# Data extracts
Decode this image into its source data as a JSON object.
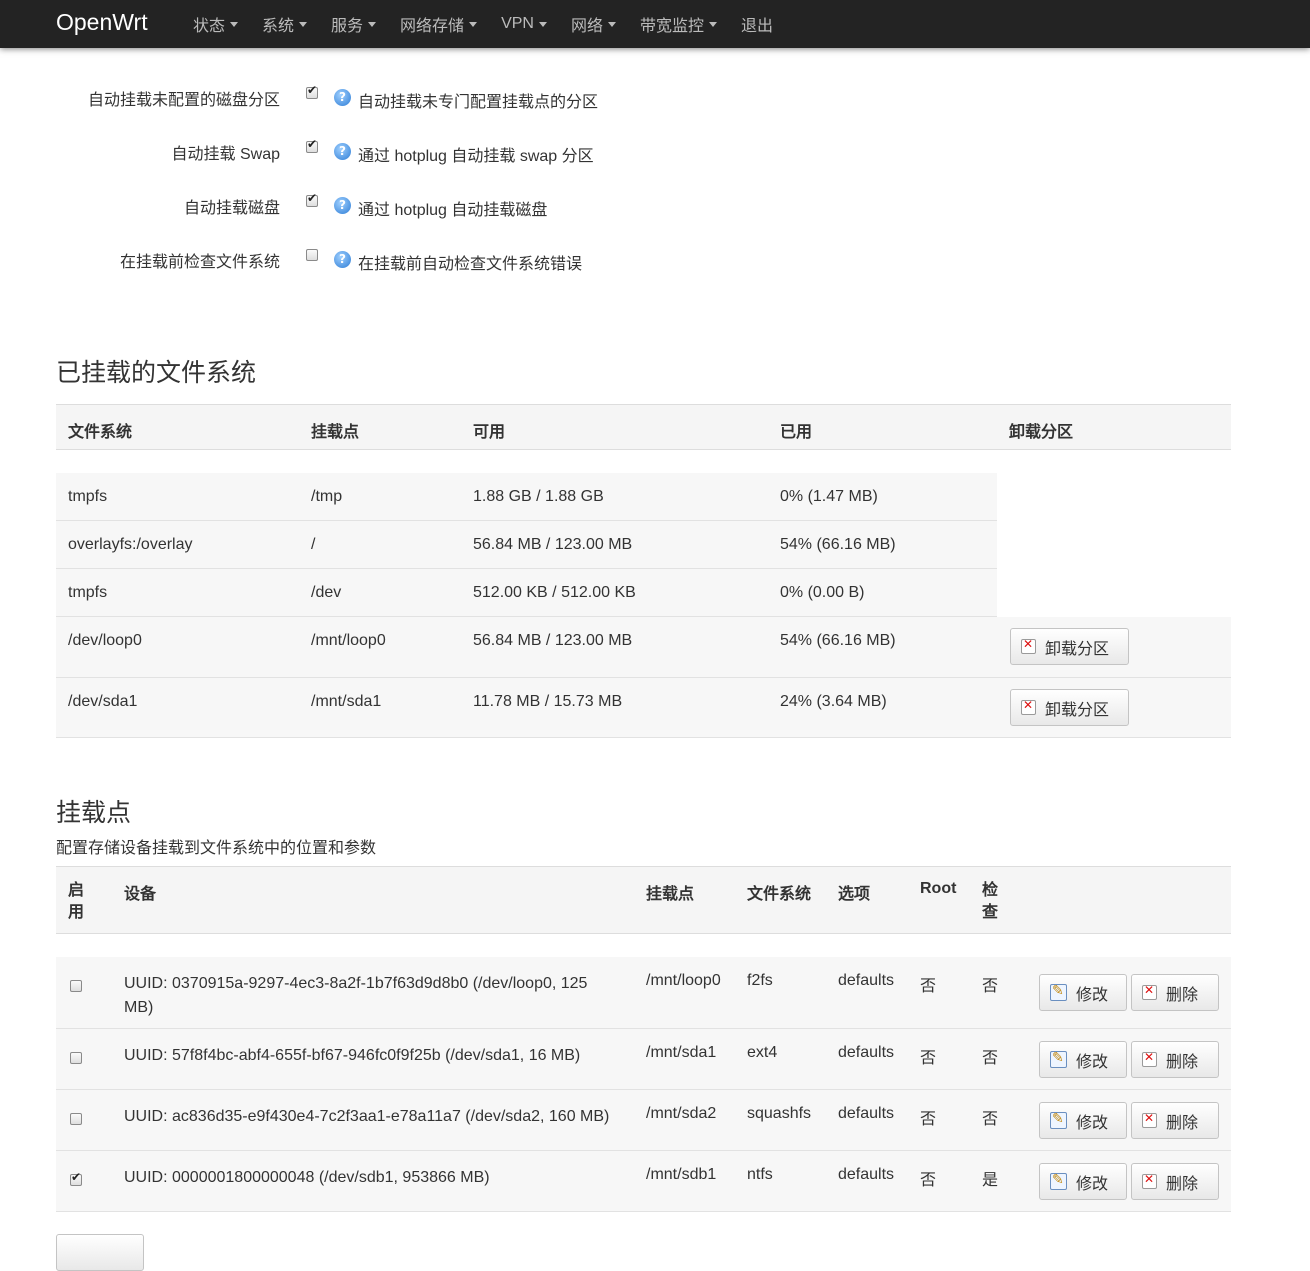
{
  "nav": {
    "brand": "OpenWrt",
    "items": [
      {
        "label": "状态",
        "dropdown": true
      },
      {
        "label": "系统",
        "dropdown": true
      },
      {
        "label": "服务",
        "dropdown": true
      },
      {
        "label": "网络存储",
        "dropdown": true
      },
      {
        "label": "VPN",
        "dropdown": true
      },
      {
        "label": "网络",
        "dropdown": true
      },
      {
        "label": "带宽监控",
        "dropdown": true
      },
      {
        "label": "退出",
        "dropdown": false
      }
    ]
  },
  "global_settings": [
    {
      "label": "自动挂载未配置的磁盘分区",
      "checked": true,
      "help": "自动挂载未专门配置挂载点的分区"
    },
    {
      "label": "自动挂载 Swap",
      "checked": true,
      "help": "通过 hotplug 自动挂载 swap 分区"
    },
    {
      "label": "自动挂载磁盘",
      "checked": true,
      "help": "通过 hotplug 自动挂载磁盘"
    },
    {
      "label": "在挂载前检查文件系统",
      "checked": false,
      "help": "在挂载前自动检查文件系统错误"
    }
  ],
  "mounted": {
    "title": "已挂载的文件系统",
    "headers": [
      "文件系统",
      "挂载点",
      "可用",
      "已用",
      "卸载分区"
    ],
    "rows": [
      {
        "fs": "tmpfs",
        "mount": "/tmp",
        "avail": "1.88 GB / 1.88 GB",
        "used": "0% (1.47 MB)",
        "unmount": null
      },
      {
        "fs": "overlayfs:/overlay",
        "mount": "/",
        "avail": "56.84 MB / 123.00 MB",
        "used": "54% (66.16 MB)",
        "unmount": null
      },
      {
        "fs": "tmpfs",
        "mount": "/dev",
        "avail": "512.00 KB / 512.00 KB",
        "used": "0% (0.00 B)",
        "unmount": null
      },
      {
        "fs": "/dev/loop0",
        "mount": "/mnt/loop0",
        "avail": "56.84 MB / 123.00 MB",
        "used": "54% (66.16 MB)",
        "unmount": "卸载分区"
      },
      {
        "fs": "/dev/sda1",
        "mount": "/mnt/sda1",
        "avail": "11.78 MB / 15.73 MB",
        "used": "24% (3.64 MB)",
        "unmount": "卸载分区"
      }
    ]
  },
  "mountpoints": {
    "title": "挂载点",
    "description": "配置存储设备挂载到文件系统中的位置和参数",
    "headers": {
      "enable": [
        "启",
        "用"
      ],
      "device": "设备",
      "mount": "挂载点",
      "fs": "文件系统",
      "options": "选项",
      "root": "Root",
      "check": [
        "检",
        "查"
      ]
    },
    "edit_label": "修改",
    "delete_label": "删除",
    "rows": [
      {
        "enabled": false,
        "device": [
          "UUID: 0370915a-9297-4ec3-8a2f-1b7f63d9d8b0 (/dev/loop0, 125",
          "MB)"
        ],
        "mount": "/mnt/loop0",
        "fs": "f2fs",
        "options": "defaults",
        "root": "否",
        "check": "否"
      },
      {
        "enabled": false,
        "device": [
          "UUID: 57f8f4bc-abf4-655f-bf67-946fc0f9f25b (/dev/sda1, 16 MB)"
        ],
        "mount": "/mnt/sda1",
        "fs": "ext4",
        "options": "defaults",
        "root": "否",
        "check": "否"
      },
      {
        "enabled": false,
        "device": [
          "UUID: ac836d35-e9f430e4-7c2f3aa1-e78a11a7 (/dev/sda2, 160 MB)"
        ],
        "mount": "/mnt/sda2",
        "fs": "squashfs",
        "options": "defaults",
        "root": "否",
        "check": "否"
      },
      {
        "enabled": true,
        "device": [
          "UUID: 0000001800000048 (/dev/sdb1, 953866 MB)"
        ],
        "mount": "/mnt/sdb1",
        "fs": "ntfs",
        "options": "defaults",
        "root": "否",
        "check": "是"
      }
    ]
  }
}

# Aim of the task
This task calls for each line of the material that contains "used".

# Solution to the exercise
        "used": "0% (1.47 MB)",
        "used": "54% (66.16 MB)",
        "used": "0% (0.00 B)",
        "used": "54% (66.16 MB)",
        "used": "24% (3.64 MB)",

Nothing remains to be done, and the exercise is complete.